As a team leader of an upcoming redesign project, The eduStyle Guide to Usable Higher-Ed Homepage Design was very useful to me. My favorite section: Recommendations. I got more take aways and ideas of what to do (and what not to do) from that one section of every university’s review than anything else in the entire book. I don’t necessarily agree with all of their recommendations - but was convinced of their perspective and credence established based on most other comments. (Cornell - “groundbreaking design?”)
It’s clever to break down universities with their pertinent stats to give their page a bit of context — the size of their internal community, where they physically reside in the country, who their primary competitors may be, etc.
A wide variety of design implementations are thoroughly reviewed and explored. It gave me a great synopsis of the types of features I’d like to incorporate into our redesign, and visual ideas of how to accomplish them. I was convinced of design styles to stay away from (low contrast links with the background color behind them) and that RSS icons can and should be incorporated (along with the being able to subscribe to the feed within the browser location bar - not just the icons).

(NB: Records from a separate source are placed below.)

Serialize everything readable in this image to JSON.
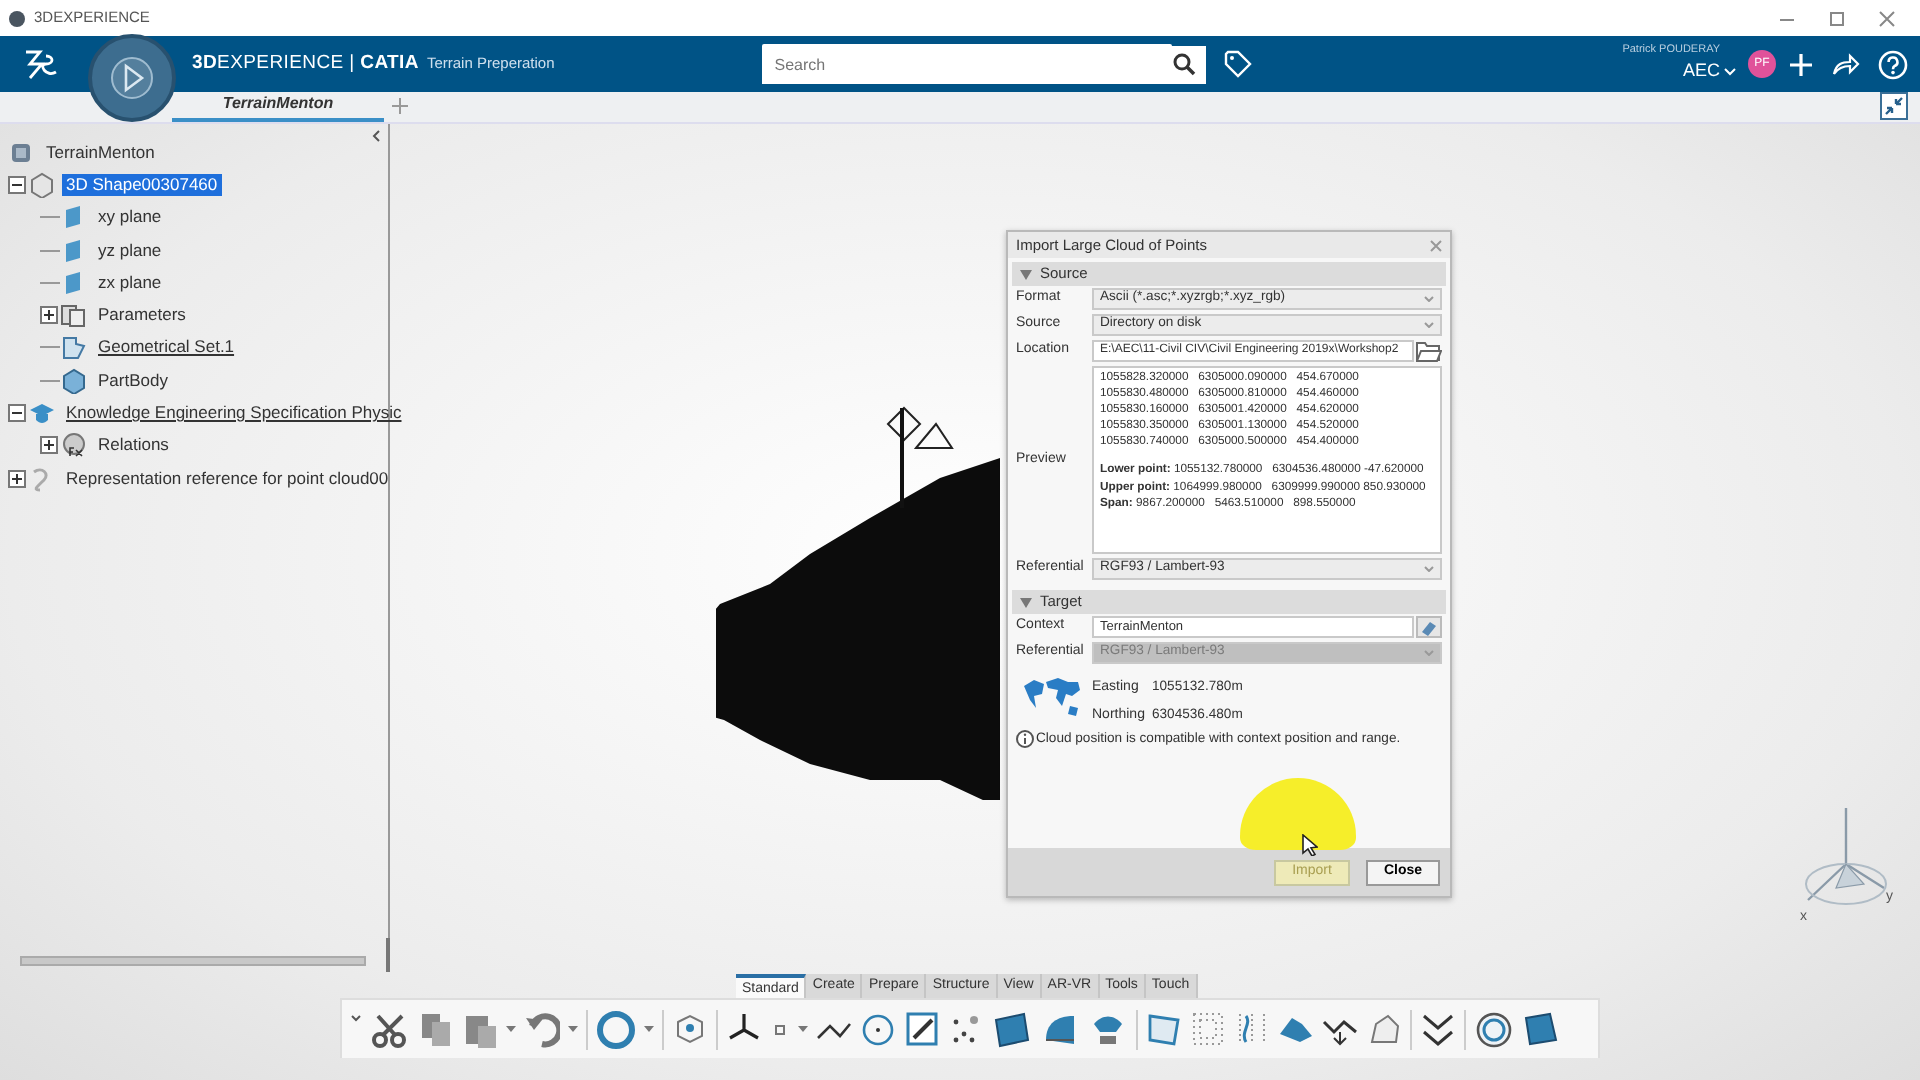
{
  "title_bar": {
    "title": "3DEXPERIENCE"
  },
  "header": {
    "brand": "**3D**EXPERIENCE | **CATIA**",
    "app": "Terrain Preperation",
    "search": {
      "placeholder": "Search"
    },
    "user": "Patrick POUDERAY",
    "role": "AEC",
    "avatar": "PF"
  },
  "tabs": [
    {
      "label": "TerrainMenton",
      "selected": true
    }
  ],
  "tree": {
    "label": "TerrainMenton",
    "kind": "product",
    "selected": false,
    "underlined": false,
    "children": [
      {
        "label": "3D Shape00307460",
        "kind": "part",
        "selected": true,
        "underlined": false,
        "expanded": true,
        "children": [
          {
            "label": "xy plane",
            "kind": "plane",
            "selected": false,
            "underlined": false
          },
          {
            "label": "yz plane",
            "kind": "plane",
            "selected": false,
            "underlined": false
          },
          {
            "label": "zx plane",
            "kind": "plane",
            "selected": false,
            "underlined": false
          },
          {
            "label": "Parameters",
            "kind": "parameters",
            "selected": false,
            "underlined": false,
            "expanded": false
          },
          {
            "label": "Geometrical Set.1",
            "kind": "geoset",
            "selected": false,
            "underlined": true
          },
          {
            "label": "PartBody",
            "kind": "body",
            "selected": false,
            "underlined": false
          }
        ]
      },
      {
        "label": "Knowledge Engineering Specification Physic",
        "kind": "knowledge",
        "selected": false,
        "underlined": true,
        "expanded": true,
        "children": [
          {
            "label": "Relations",
            "kind": "relations",
            "selected": false,
            "underlined": false,
            "expanded": false
          }
        ]
      },
      {
        "label": "Representation reference for point cloud00",
        "kind": "reference",
        "selected": false,
        "underlined": false,
        "expanded": false
      }
    ]
  },
  "dialog": {
    "title": "Import Large Cloud of Points",
    "source": {
      "heading": "Source",
      "expanded": true,
      "format": {
        "label": "Format",
        "value": "Ascii (*.asc;*.xyzrgb;*.xyz_rgb)"
      },
      "source": {
        "label": "Source",
        "value": "Directory on disk"
      },
      "location": {
        "label": "Location",
        "value": "E:\\AEC\\11-Civil CIV\\Civil Engineering 2019x\\Workshop2"
      },
      "preview": {
        "label": "Preview",
        "lines": [
          "1055828.320000   6305000.090000   454.670000",
          "1055830.480000   6305000.810000   454.460000",
          "1055830.160000   6305001.420000   454.620000",
          "1055830.350000   6305001.130000   454.520000",
          "1055830.740000   6305000.500000   454.400000"
        ],
        "stats": [
          "**Lower point:** 1055132.780000   6304536.480000 -47.620000",
          "**Upper point:** 1064999.980000   6309999.990000 850.930000",
          "**Span:** 9867.200000   5463.510000   898.550000"
        ]
      },
      "referential": {
        "label": "Referential",
        "value": "RGF93 / Lambert-93"
      }
    },
    "target": {
      "heading": "Target",
      "expanded": true,
      "context": {
        "label": "Context",
        "value": "TerrainMenton"
      },
      "referential": {
        "label": "Referential",
        "value": "RGF93 / Lambert-93",
        "disabled": true
      },
      "easting": {
        "label": "Easting",
        "value": "1055132.780m"
      },
      "northing": {
        "label": "Northing",
        "value": "6304536.480m"
      },
      "message": "Cloud position is compatible with context position and range."
    },
    "buttons": [
      {
        "label": "Import",
        "disabled": true
      },
      {
        "label": "Close",
        "disabled": false
      }
    ]
  },
  "compass": {
    "axes": [
      "x",
      "y"
    ]
  },
  "toolbar": {
    "tabs": [
      {
        "label": "Standard",
        "selected": true
      },
      {
        "label": "Create",
        "selected": false
      },
      {
        "label": "Prepare",
        "selected": false
      },
      {
        "label": "Structure",
        "selected": false
      },
      {
        "label": "View",
        "selected": false
      },
      {
        "label": "AR-VR",
        "selected": false
      },
      {
        "label": "Tools",
        "selected": false
      },
      {
        "label": "Touch",
        "selected": false
      }
    ]
  }
}
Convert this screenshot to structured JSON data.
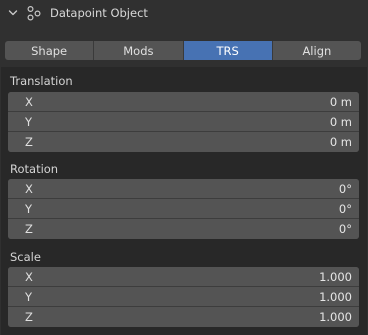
{
  "panel": {
    "title": "Datapoint Object",
    "expand_icon": "chevron-down-icon",
    "object_icon": "object-data-icon"
  },
  "tabs": [
    {
      "label": "Shape",
      "active": false
    },
    {
      "label": "Mods",
      "active": false
    },
    {
      "label": "TRS",
      "active": true
    },
    {
      "label": "Align",
      "active": false
    }
  ],
  "translation": {
    "label": "Translation",
    "x": {
      "axis": "X",
      "value": "0 m"
    },
    "y": {
      "axis": "Y",
      "value": "0 m"
    },
    "z": {
      "axis": "Z",
      "value": "0 m"
    }
  },
  "rotation": {
    "label": "Rotation",
    "x": {
      "axis": "X",
      "value": "0°"
    },
    "y": {
      "axis": "Y",
      "value": "0°"
    },
    "z": {
      "axis": "Z",
      "value": "0°"
    }
  },
  "scale": {
    "label": "Scale",
    "x": {
      "axis": "X",
      "value": "1.000"
    },
    "y": {
      "axis": "Y",
      "value": "1.000"
    },
    "z": {
      "axis": "Z",
      "value": "1.000"
    }
  },
  "colors": {
    "accent": "#4772b3",
    "field": "#545454",
    "background": "#282828"
  }
}
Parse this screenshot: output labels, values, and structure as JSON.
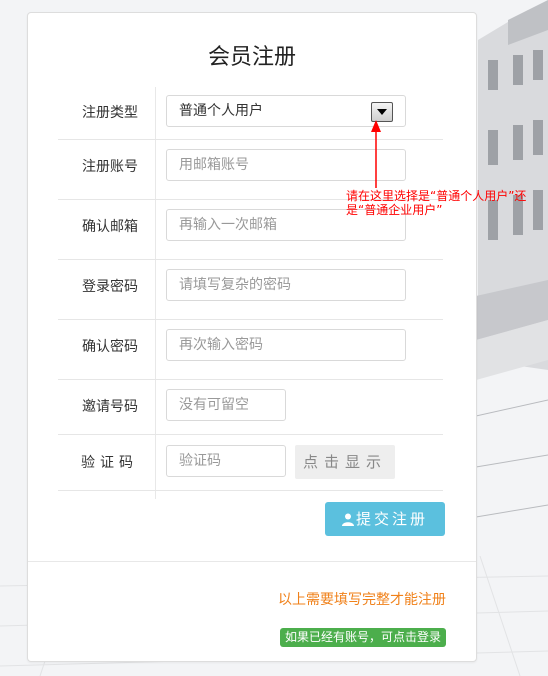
{
  "form": {
    "title": "会员注册",
    "fields": {
      "type": {
        "label": "注册类型",
        "value": "普通个人用户"
      },
      "account": {
        "label": "注册账号",
        "placeholder": "用邮箱账号"
      },
      "confirm_email": {
        "label": "确认邮箱",
        "placeholder": "再输入一次邮箱"
      },
      "password": {
        "label": "登录密码",
        "placeholder": "请填写复杂的密码"
      },
      "confirm_password": {
        "label": "确认密码",
        "placeholder": "再次输入密码"
      },
      "invite": {
        "label": "邀请号码",
        "placeholder": "没有可留空"
      },
      "captcha": {
        "label": "验证码",
        "placeholder": "验证码",
        "button": "点击显示"
      }
    },
    "submit_label": "提交注册",
    "note": "以上需要填写完整才能注册",
    "login_link": "如果已经有账号，可点击登录"
  },
  "annotation": {
    "text": "请在这里选择是“普通个人用户”还是“普通企业用户”",
    "color": "#ff0000"
  },
  "colors": {
    "submit": "#5bc0de",
    "note": "#f0811a",
    "login_badge": "#4cae4c"
  },
  "icons": {
    "submit": "user-icon",
    "select": "dropdown-arrow-icon"
  }
}
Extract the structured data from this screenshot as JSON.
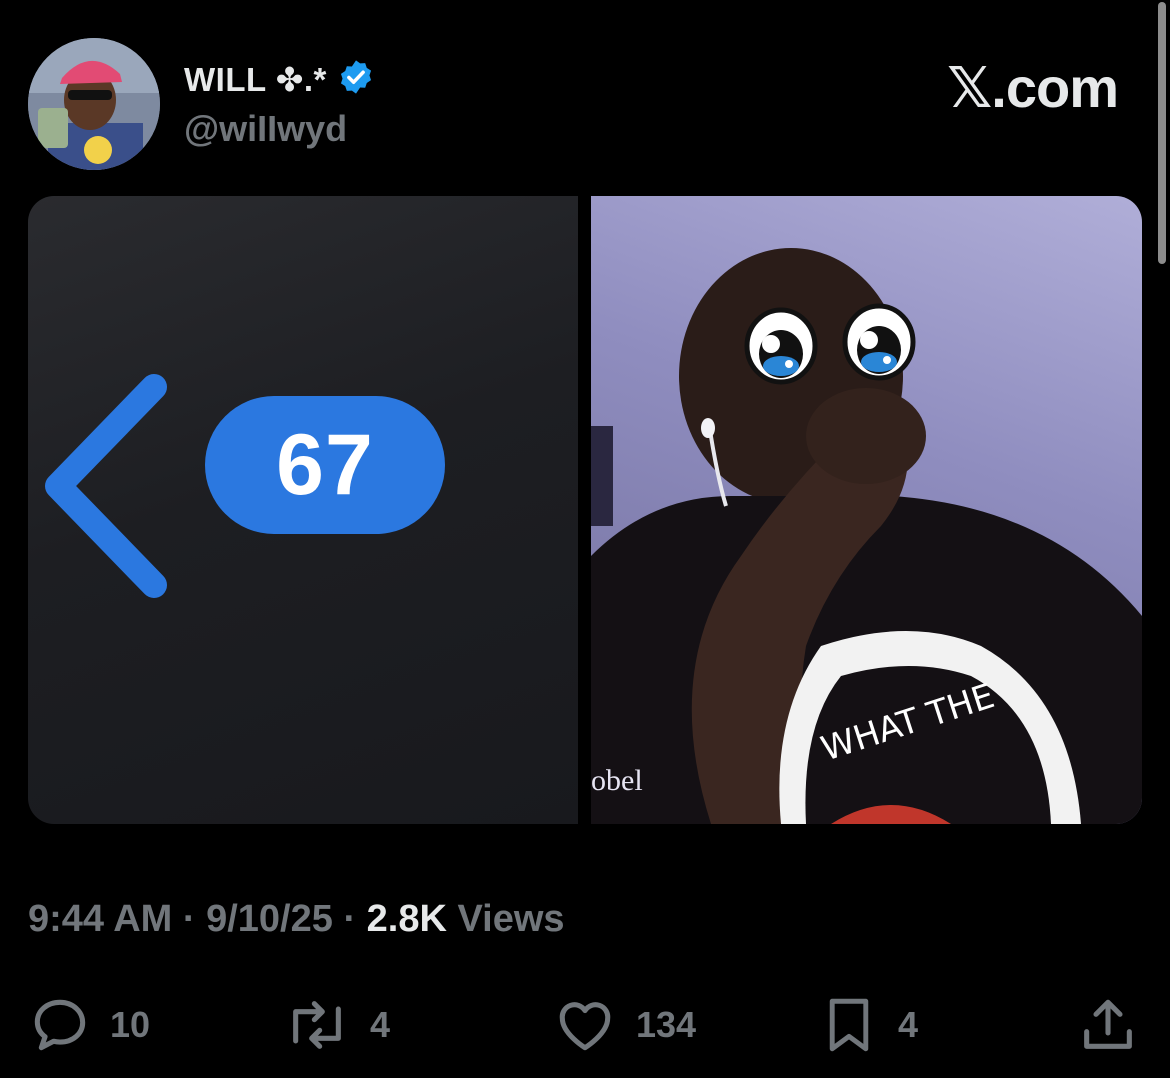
{
  "author": {
    "display_name": "WILL ✤.*",
    "handle": "@wiIIwyd",
    "verified_icon": "verified-badge-icon"
  },
  "brand": "𝕏.com",
  "media": {
    "left_image": {
      "badge_count": "67",
      "chevron_color": "#2b78e0"
    },
    "right_image": {
      "watermark": "obel",
      "shirt_text": "WHAT THE"
    }
  },
  "meta": {
    "time": "9:44 AM",
    "date": "9/10/25",
    "views_count": "2.8K",
    "views_label": "Views",
    "separator": "·"
  },
  "actions": {
    "replies": "10",
    "reposts": "4",
    "likes": "134",
    "bookmarks": "4"
  },
  "colors": {
    "background": "#000000",
    "text_primary": "#e7e9ea",
    "text_secondary": "#71767b",
    "verified_blue": "#1d9bf0",
    "badge_blue": "#2b78e0"
  }
}
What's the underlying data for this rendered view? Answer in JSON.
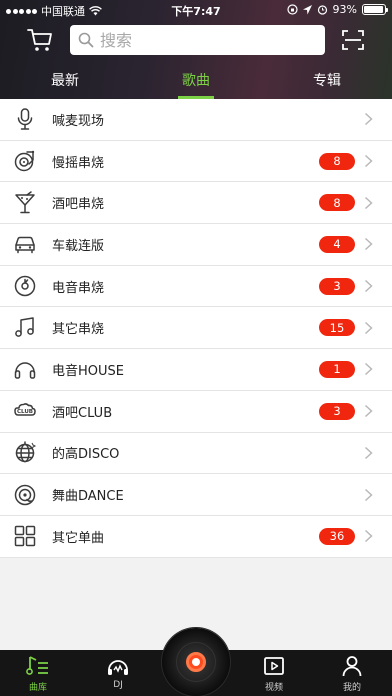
{
  "status_bar": {
    "carrier": "中国联通",
    "time": "下午7:47",
    "battery": "93%",
    "battery_level": 0.93
  },
  "search": {
    "placeholder": "搜索"
  },
  "tabs": [
    {
      "label": "最新",
      "active": false
    },
    {
      "label": "歌曲",
      "active": true
    },
    {
      "label": "专辑",
      "active": false
    }
  ],
  "categories": [
    {
      "label": "喊麦现场",
      "icon": "microphone-icon",
      "count": null
    },
    {
      "label": "慢摇串烧",
      "icon": "turntable-icon",
      "count": "8"
    },
    {
      "label": "酒吧串烧",
      "icon": "cocktail-icon",
      "count": "8"
    },
    {
      "label": "车载连版",
      "icon": "car-icon",
      "count": "4"
    },
    {
      "label": "电音串烧",
      "icon": "vinyl-icon",
      "count": "3"
    },
    {
      "label": "其它串烧",
      "icon": "music-note-icon",
      "count": "15"
    },
    {
      "label": "电音HOUSE",
      "icon": "headphones-icon",
      "count": "1"
    },
    {
      "label": "酒吧CLUB",
      "icon": "club-icon",
      "count": "3"
    },
    {
      "label": "的高DISCO",
      "icon": "disco-ball-icon",
      "count": null
    },
    {
      "label": "舞曲DANCE",
      "icon": "dance-disc-icon",
      "count": null
    },
    {
      "label": "其它单曲",
      "icon": "grid-icon",
      "count": "36"
    }
  ],
  "bottom_nav": [
    {
      "label": "曲库",
      "icon": "library-icon",
      "active": true
    },
    {
      "label": "DJ",
      "icon": "dj-headphones-icon",
      "active": false
    },
    {
      "label": "视频",
      "icon": "video-icon",
      "active": false
    },
    {
      "label": "我的",
      "icon": "profile-icon",
      "active": false
    }
  ],
  "colors": {
    "accent_green": "#7cd146",
    "badge_red": "#f0270e",
    "nav_background": "#151515"
  }
}
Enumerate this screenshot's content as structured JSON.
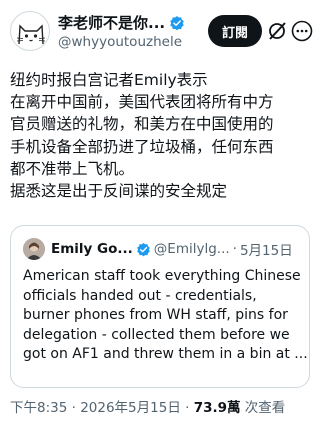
{
  "author": {
    "display_name": "李老师不是你...",
    "handle": "@whyyoutouzhele",
    "verified_icon": "verified-badge-icon"
  },
  "actions": {
    "subscribe_label": "訂閱",
    "grok_icon": "grok-slash-icon",
    "more_icon": "more-options-icon"
  },
  "post": {
    "lines": [
      "纽约时报白宫记者Emily表示",
      "在离开中国前，美国代表团将所有中方",
      "官员赠送的礼物，和美方在中国使用的",
      "手机设备全部扔进了垃圾桶，任何东西",
      "都不准带上飞机。",
      "据悉这是出于反间谍的安全规定"
    ]
  },
  "quote": {
    "display_name": "Emily Go...",
    "handle": "@Emilylg...",
    "separator": "·",
    "date": "5月15日",
    "lines": [
      "American staff took everything Chinese",
      "officials handed out - credentials,",
      "burner phones from WH staff, pins for",
      "delegation - collected them before we",
      "got on AF1 and threw them in a bin at ..."
    ]
  },
  "meta": {
    "time": "下午8:35",
    "sep1": " · ",
    "date": "2026年5月15日",
    "sep2": " · ",
    "views": "73.9萬",
    "views_label": " 次查看"
  },
  "colors": {
    "text": "#0f1419",
    "secondary": "#536471",
    "verified_blue": "#1d9bf0",
    "border": "#cfd9de"
  }
}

Can you get most of this info on the edustyle.net site? Mostly. But, it wouldn’t be as concise as a 95 page handy guide at your finger tips with an easy to read/reference format - especially the Positives & Recommendations section after each home page screen shot. (Ok, so the site does that too - but not all of the comments are written with such care and professionalism, and sometimes turn into a conversation/debate.)
If you’re going through an upcoming redesign/refresh, are new to higher ed, or are looking for ammunition to clean up your home page and/or add new features, buy it. Read it. It’s worth it.